A funeral cortege will pass Aberdeen Town House and Marischal College this morning as final respects are paid to an “absolutely dedicated” council servant.
Coronavirus restrictions may deprive Dawn Schultz of the huge turnout which might otherwise be expected at her funeral today, but colleagues, councillors and friends are to gather in Broad Street – respecting distancing rules – to say goodbye to a woman with a hand in almost every major city event over the last two decades.
Warm tributes have been paid to Ms Schultz, who died of cancer a little over a week ago.
But the list also includes the biennial Offshore Europe conference, the Freedom of Aberdeen celebrations for Denis Law, the 2012 Olympic Torch and 2014 Commonwealth Baton relays and yearly Christmas parades – while she also played a part in striking the agreement that has led to twin city Stavanger donating an impressive Christmas tree to the city each year.
She is credited with influencing how both governments, police and even the Royals plan events and was regularly flooded with calls from other councils looking to learn from her.
Doing the right thing in the right way
Husband Gary Smith said: “Dawn was one of these very rare people who always wanted to do the right thing in the right way.
“People have told me their first memory of Dawn is of this blonde girl in her mid-20s who was absolutely commanding, like a military officer, the whole AECC during Offshore Europe.
“It’s been very comforting to receive messages from across the globe – from Brazil, Australia, New Zealand, South Africa, the USA, Canada – all saying people are still using things she taught them.
“But what’s hit me over the past few days is how many have mentioned the respect, dignity and good humour she taught them with.
“That is the kind of person she was and that the city doesn’t often see – they just see the council, not the officers with that level of dedication.”
The city council – where she worked since its formation in 1996 – also played a lead role in the couple meeting, as colleagues conspired with cryptic sticky notes to prompt conversation.
“There was a note saying I needed to call a Dawn Schultz… but it turned out it was just a way of getting me to talk to her,” Mr Smith said.
“It led on from there, after very quickly realising they had set us up. A couple of years later, in 2012, we were married.”
“With the attention she is getting now, she would be equal parts mortified and incredibly proud, privileged and heartened that people thought all this of her.”
Even as she battled the first of two cancer diagnoses, Ms Schultz, of Pitmedden, remained dedicated to serving Aberdonians, her husband recalls, as she dipped out of a meeting – briefly – to receive her last round of chemotherapy before rushing back to continue talks.

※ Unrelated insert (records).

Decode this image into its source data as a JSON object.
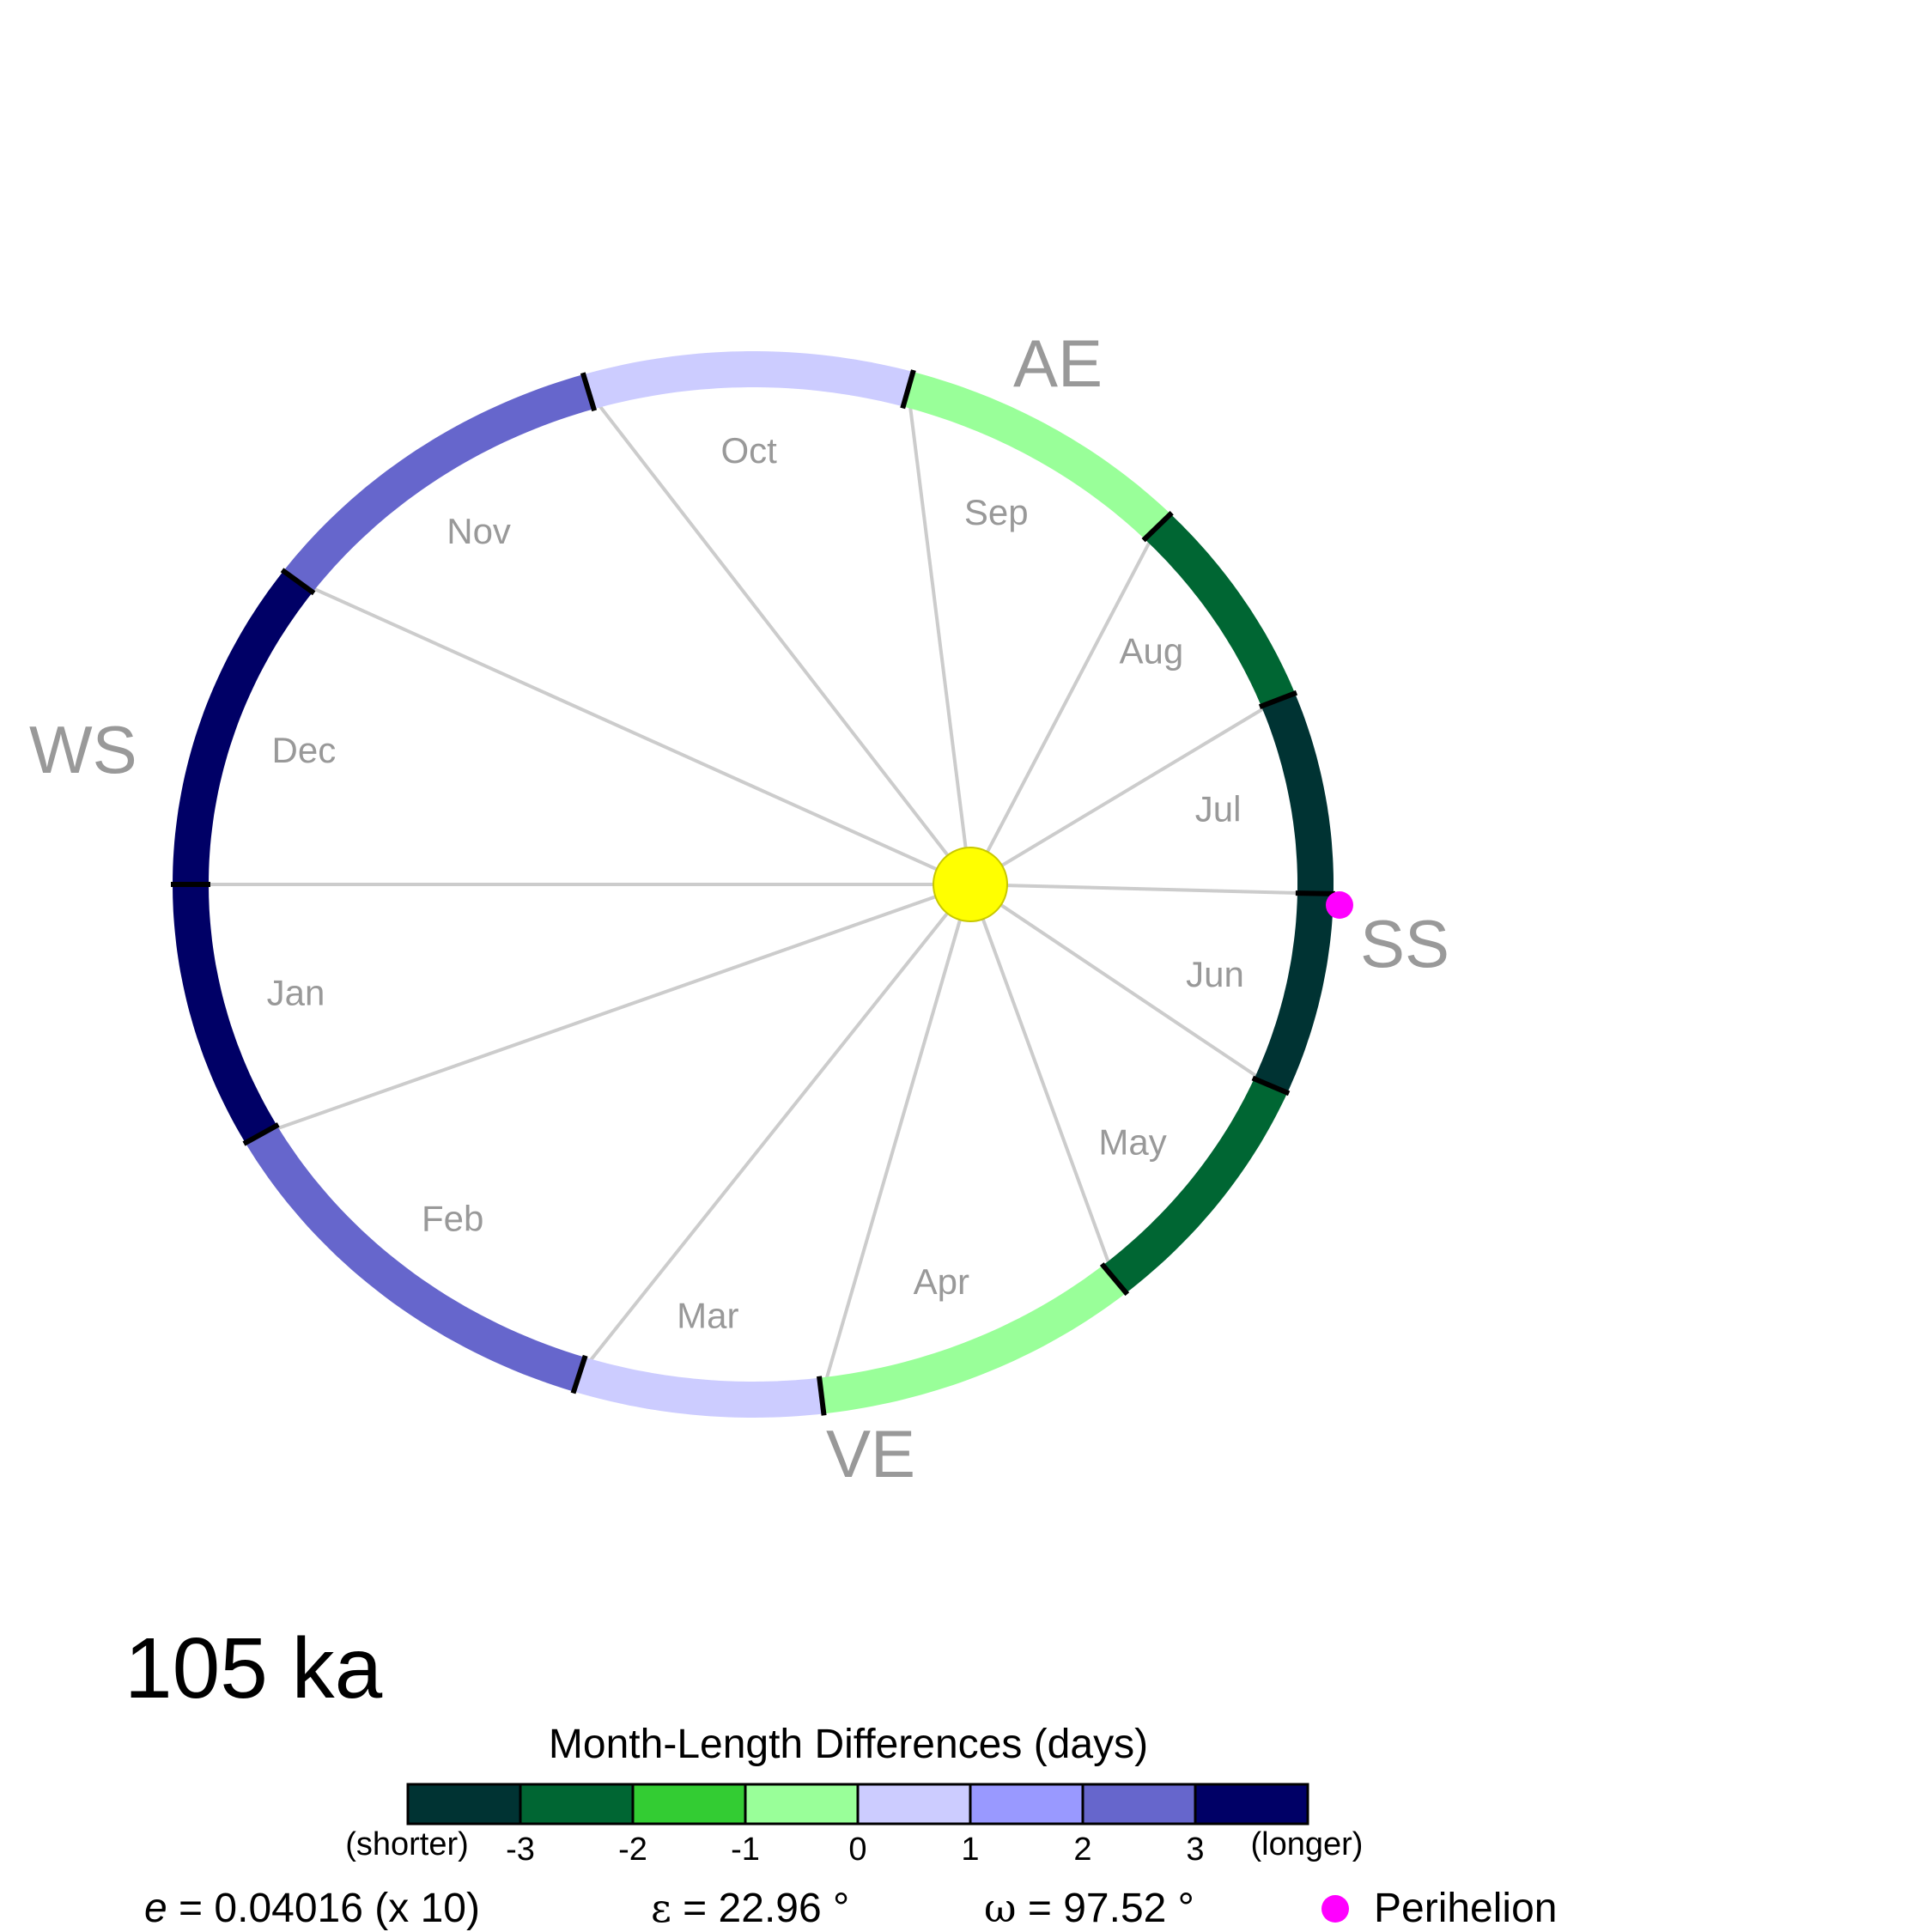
{
  "title": "105 ka",
  "colors": {
    "ray": "#cccccc",
    "sun_fill": "#ffff00",
    "sun_stroke": "#c8c800",
    "tick": "#000000",
    "perihelion": "#ff00ff",
    "label_gray": "#999999"
  },
  "chart_data": {
    "type": "orbit-diagram",
    "months": [
      {
        "name": "Jan",
        "days_diff": 3,
        "color": "#000066"
      },
      {
        "name": "Feb",
        "days_diff": 2,
        "color": "#6666cc"
      },
      {
        "name": "Mar",
        "days_diff": 0.5,
        "color": "#ccccff"
      },
      {
        "name": "Apr",
        "days_diff": -0.5,
        "color": "#99ff99"
      },
      {
        "name": "May",
        "days_diff": -2.5,
        "color": "#006633"
      },
      {
        "name": "Jun",
        "days_diff": -3.5,
        "color": "#003333"
      },
      {
        "name": "Jul",
        "days_diff": -3.5,
        "color": "#003333"
      },
      {
        "name": "Aug",
        "days_diff": -2.5,
        "color": "#006633"
      },
      {
        "name": "Sep",
        "days_diff": -0.5,
        "color": "#99ff99"
      },
      {
        "name": "Oct",
        "days_diff": 0.5,
        "color": "#ccccff"
      },
      {
        "name": "Nov",
        "days_diff": 2,
        "color": "#6666cc"
      },
      {
        "name": "Dec",
        "days_diff": 3,
        "color": "#000066"
      }
    ],
    "seasons": {
      "AE": "AE",
      "WS": "WS",
      "SS": "SS",
      "VE": "VE"
    },
    "legend": {
      "title": "Month-Length Differences (days)",
      "left_label": "(shorter)",
      "right_label": "(longer)",
      "ticks": [
        "-3",
        "-2",
        "-1",
        "0",
        "1",
        "2",
        "3"
      ],
      "colors": [
        "#003333",
        "#006633",
        "#33cc33",
        "#99ff99",
        "#ccccff",
        "#9999ff",
        "#6666cc",
        "#000066"
      ]
    },
    "parameters": {
      "e_symbol": "e",
      "e_value": " = 0.04016 (x 10)",
      "obliquity_symbol": "ε",
      "obliquity_value": " = 22.96 °",
      "omega_symbol": "ω",
      "omega_value": " = 97.52 °"
    },
    "perihelion_label": "Perihelion"
  }
}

Mr Smith added: “Dawn was a very giving person, caring about the people around her.
With the attention she is getting now, she would be equal parts mortified and incredibly proud, privileged and heartened that people thought all this of her.”
He thanked “phenomenal” staff at Roxburghe House for their “inspirational, incredible kindness” and invited mourners to donate to Friends of Roxburghe House Grampian.

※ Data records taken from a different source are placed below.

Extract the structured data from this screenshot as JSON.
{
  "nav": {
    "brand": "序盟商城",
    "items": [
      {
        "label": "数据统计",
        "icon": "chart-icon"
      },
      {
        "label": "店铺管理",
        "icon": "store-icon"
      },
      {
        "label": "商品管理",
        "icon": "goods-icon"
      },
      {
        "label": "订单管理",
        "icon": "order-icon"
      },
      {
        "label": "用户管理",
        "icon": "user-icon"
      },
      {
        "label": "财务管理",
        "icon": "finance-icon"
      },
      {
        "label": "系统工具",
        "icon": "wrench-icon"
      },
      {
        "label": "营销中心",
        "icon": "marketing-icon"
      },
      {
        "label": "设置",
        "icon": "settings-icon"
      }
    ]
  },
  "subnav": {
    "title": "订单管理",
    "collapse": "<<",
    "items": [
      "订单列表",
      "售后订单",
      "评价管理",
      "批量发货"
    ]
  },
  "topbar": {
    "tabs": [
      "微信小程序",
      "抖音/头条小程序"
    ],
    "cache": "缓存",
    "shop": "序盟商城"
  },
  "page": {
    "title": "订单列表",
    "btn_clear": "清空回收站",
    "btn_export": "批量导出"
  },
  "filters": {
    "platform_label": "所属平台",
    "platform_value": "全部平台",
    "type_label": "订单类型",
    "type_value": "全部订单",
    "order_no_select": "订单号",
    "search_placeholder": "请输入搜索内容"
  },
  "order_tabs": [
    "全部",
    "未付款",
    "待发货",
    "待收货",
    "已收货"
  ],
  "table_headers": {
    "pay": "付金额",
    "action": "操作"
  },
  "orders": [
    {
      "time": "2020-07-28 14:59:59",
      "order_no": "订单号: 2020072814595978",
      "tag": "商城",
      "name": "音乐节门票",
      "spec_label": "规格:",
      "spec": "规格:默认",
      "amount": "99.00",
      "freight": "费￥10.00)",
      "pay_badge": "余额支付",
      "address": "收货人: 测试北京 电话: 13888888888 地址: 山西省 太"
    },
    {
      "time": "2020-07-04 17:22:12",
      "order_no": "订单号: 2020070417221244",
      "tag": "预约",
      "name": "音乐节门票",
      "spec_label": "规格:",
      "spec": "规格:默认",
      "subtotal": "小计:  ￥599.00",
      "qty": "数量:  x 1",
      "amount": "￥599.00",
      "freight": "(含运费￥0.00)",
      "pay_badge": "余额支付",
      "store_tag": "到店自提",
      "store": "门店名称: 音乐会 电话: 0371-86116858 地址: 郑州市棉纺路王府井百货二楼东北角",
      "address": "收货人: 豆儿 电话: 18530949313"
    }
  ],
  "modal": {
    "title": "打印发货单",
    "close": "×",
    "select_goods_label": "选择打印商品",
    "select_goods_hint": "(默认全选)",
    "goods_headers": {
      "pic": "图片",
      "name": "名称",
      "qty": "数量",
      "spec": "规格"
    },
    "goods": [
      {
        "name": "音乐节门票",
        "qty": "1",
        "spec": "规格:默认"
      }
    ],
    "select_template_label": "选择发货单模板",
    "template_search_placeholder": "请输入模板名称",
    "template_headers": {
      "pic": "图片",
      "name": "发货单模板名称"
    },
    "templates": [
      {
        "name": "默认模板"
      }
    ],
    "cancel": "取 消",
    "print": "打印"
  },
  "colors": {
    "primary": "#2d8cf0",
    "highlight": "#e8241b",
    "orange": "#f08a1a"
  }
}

‘A force of nature’
Long-time council colleague Graham Lawther described Ms Schultz as a funny and dear friend who was “full of life and a force of nature”.
“I was so proud to have Dawn as a precious friend and close colleague for more than 15 years,” he said.

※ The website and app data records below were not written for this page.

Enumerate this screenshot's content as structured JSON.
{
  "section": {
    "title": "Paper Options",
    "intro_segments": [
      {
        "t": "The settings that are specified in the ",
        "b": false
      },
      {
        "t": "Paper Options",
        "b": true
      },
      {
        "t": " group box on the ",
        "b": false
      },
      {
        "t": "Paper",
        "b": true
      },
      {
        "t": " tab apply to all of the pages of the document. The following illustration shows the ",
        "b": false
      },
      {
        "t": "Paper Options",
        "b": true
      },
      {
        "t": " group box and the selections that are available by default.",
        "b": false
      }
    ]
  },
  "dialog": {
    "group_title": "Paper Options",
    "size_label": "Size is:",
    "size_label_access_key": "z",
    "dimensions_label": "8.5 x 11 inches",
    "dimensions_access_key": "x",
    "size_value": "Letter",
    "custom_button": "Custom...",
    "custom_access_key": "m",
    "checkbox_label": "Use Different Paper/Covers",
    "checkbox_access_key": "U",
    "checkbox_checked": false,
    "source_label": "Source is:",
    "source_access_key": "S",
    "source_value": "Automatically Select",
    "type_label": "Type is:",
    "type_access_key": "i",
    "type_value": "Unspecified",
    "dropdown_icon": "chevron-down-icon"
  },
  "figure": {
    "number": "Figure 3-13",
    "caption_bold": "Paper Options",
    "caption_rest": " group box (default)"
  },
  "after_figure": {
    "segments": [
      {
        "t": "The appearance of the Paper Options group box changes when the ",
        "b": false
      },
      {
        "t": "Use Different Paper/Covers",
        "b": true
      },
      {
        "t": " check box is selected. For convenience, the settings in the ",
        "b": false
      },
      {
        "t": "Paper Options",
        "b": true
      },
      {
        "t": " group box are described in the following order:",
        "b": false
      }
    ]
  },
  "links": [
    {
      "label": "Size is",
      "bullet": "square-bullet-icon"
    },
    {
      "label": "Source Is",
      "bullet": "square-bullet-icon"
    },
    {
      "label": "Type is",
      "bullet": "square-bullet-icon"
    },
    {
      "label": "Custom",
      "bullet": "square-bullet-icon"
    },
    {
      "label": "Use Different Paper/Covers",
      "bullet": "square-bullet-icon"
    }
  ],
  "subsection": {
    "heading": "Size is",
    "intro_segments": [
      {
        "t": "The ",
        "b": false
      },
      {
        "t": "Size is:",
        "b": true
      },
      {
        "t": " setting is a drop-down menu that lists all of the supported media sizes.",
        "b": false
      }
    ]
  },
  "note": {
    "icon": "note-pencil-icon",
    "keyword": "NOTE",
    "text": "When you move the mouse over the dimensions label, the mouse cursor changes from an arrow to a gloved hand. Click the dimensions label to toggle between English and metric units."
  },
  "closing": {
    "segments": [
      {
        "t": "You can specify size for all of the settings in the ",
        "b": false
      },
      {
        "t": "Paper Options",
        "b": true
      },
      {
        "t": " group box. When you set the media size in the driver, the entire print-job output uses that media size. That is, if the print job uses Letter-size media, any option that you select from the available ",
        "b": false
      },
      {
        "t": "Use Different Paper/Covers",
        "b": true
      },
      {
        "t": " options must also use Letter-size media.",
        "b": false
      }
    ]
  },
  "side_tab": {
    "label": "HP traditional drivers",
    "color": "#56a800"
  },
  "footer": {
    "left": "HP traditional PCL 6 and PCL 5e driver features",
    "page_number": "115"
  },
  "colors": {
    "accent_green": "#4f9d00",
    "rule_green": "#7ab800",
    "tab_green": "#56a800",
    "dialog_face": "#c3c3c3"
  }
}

“She was a real credit to the council and her beloved north-east, bringing so much joy to so many people through the wonderful events she coordinated.
“There will be no more walks together across the Aberdeenshire countryside, setting the world to rights – but she will be with me in memory forever.”
Veteran councillors lavished praise as they too remembered Ms Schultz, who Lord Provost Barney Crockett said would leave “a very big gap” behind.
“She was exceptionally well thought of – that has come through so clearly from all councillors and staff,” he said.
“She was a particularly lively, positive and creative person and her very untimely death was therefore all the greater shock .”
Former provost, Councillor John Reynolds – whose children went to school with Ms Schultz before her career began with the former Grampian Regional Council in the 90s – said he had “never known anyone like her”, while former depute provost Councillor Bill Cormie beamed as he recalled her as “straight as a die and always with a smile on her face”.
Remembering her role in the emergency planning that helped people evacuate from their Rosemount homes on a cold night this February, Mr Cormie added: “She was just first class at her job.”
The funeral cortege will go up Broad Street, past council headquarters, shortly after 10am today.
Those attending are asked to behave responsibly, in line with coronavirus guidance.